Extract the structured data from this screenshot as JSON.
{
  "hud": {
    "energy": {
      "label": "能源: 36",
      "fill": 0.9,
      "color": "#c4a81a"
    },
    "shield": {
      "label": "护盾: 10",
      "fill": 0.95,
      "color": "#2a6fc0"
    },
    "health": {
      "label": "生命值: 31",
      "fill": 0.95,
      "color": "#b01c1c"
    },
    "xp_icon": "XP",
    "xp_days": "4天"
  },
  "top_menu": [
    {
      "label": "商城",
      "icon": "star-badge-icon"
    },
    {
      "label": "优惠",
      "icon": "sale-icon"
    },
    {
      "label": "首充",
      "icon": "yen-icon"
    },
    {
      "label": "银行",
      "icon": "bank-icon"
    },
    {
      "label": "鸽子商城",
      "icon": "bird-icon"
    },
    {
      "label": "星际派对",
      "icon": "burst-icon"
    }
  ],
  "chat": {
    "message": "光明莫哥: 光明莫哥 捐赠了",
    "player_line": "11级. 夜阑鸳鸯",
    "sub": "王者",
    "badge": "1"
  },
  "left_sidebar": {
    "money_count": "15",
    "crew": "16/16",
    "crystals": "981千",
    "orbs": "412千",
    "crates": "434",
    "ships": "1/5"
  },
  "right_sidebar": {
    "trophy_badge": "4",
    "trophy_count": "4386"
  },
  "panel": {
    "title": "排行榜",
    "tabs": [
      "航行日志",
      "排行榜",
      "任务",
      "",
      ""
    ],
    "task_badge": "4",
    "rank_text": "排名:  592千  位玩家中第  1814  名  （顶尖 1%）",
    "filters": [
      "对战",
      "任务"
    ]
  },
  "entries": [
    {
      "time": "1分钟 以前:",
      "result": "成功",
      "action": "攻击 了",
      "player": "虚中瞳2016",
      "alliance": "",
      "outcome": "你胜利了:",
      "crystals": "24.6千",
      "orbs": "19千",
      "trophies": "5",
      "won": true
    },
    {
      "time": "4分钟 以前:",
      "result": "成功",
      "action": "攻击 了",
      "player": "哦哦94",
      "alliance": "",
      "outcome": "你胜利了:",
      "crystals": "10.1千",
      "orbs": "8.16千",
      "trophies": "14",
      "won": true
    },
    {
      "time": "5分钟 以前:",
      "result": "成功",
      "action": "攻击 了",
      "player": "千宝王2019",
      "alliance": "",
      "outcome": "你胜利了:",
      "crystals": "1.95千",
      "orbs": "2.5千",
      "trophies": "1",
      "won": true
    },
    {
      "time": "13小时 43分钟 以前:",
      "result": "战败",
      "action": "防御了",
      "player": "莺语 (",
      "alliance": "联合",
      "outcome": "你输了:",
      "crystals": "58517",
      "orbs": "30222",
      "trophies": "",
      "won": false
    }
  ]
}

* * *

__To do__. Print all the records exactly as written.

__Answer box__.
Extract the structured data from this screenshot as JSON.
{
  "hud": {
    "energy": {
      "label": "能源: 36",
      "fill": 0.9,
      "color": "#c4a81a"
    },
    "shield": {
      "label": "护盾: 10",
      "fill": 0.95,
      "color": "#2a6fc0"
    },
    "health": {
      "label": "生命值: 31",
      "fill": 0.95,
      "color": "#b01c1c"
    },
    "xp_icon": "XP",
    "xp_days": "4天"
  },
  "top_menu": [
    {
      "label": "商城",
      "icon": "star-badge-icon"
    },
    {
      "label": "优惠",
      "icon": "sale-icon"
    },
    {
      "label": "首充",
      "icon": "yen-icon"
    },
    {
      "label": "银行",
      "icon": "bank-icon"
    },
    {
      "label": "鸽子商城",
      "icon": "bird-icon"
    },
    {
      "label": "星际派对",
      "icon": "burst-icon"
    }
  ],
  "chat": {
    "message": "光明莫哥: 光明莫哥 捐赠了",
    "player_line": "11级. 夜阑鸳鸯",
    "sub": "王者",
    "badge": "1"
  },
  "left_sidebar": {
    "money_count": "15",
    "crew": "16/16",
    "crystals": "981千",
    "orbs": "412千",
    "crates": "434",
    "ships": "1/5"
  },
  "right_sidebar": {
    "trophy_badge": "4",
    "trophy_count": "4386"
  },
  "panel": {
    "title": "排行榜",
    "tabs": [
      "航行日志",
      "排行榜",
      "任务",
      "",
      ""
    ],
    "task_badge": "4",
    "rank_text": "排名:  592千  位玩家中第  1814  名  （顶尖 1%）",
    "filters": [
      "对战",
      "任务"
    ]
  },
  "entries": [
    {
      "time": "1分钟 以前:",
      "result": "成功",
      "action": "攻击 了",
      "player": "虚中瞳2016",
      "alliance": "",
      "outcome": "你胜利了:",
      "crystals": "24.6千",
      "orbs": "19千",
      "trophies": "5",
      "won": true
    },
    {
      "time": "4分钟 以前:",
      "result": "成功",
      "action": "攻击 了",
      "player": "哦哦94",
      "alliance": "",
      "outcome": "你胜利了:",
      "crystals": "10.1千",
      "orbs": "8.16千",
      "trophies": "14",
      "won": true
    },
    {
      "time": "5分钟 以前:",
      "result": "成功",
      "action": "攻击 了",
      "player": "千宝王2019",
      "alliance": "",
      "outcome": "你胜利了:",
      "crystals": "1.95千",
      "orbs": "2.5千",
      "trophies": "1",
      "won": true
    },
    {
      "time": "13小时 43分钟 以前:",
      "result": "战败",
      "action": "防御了",
      "player": "莺语 (",
      "alliance": "联合",
      "outcome": "你输了:",
      "crystals": "58517",
      "orbs": "30222",
      "trophies": "",
      "won": false
    }
  ]
}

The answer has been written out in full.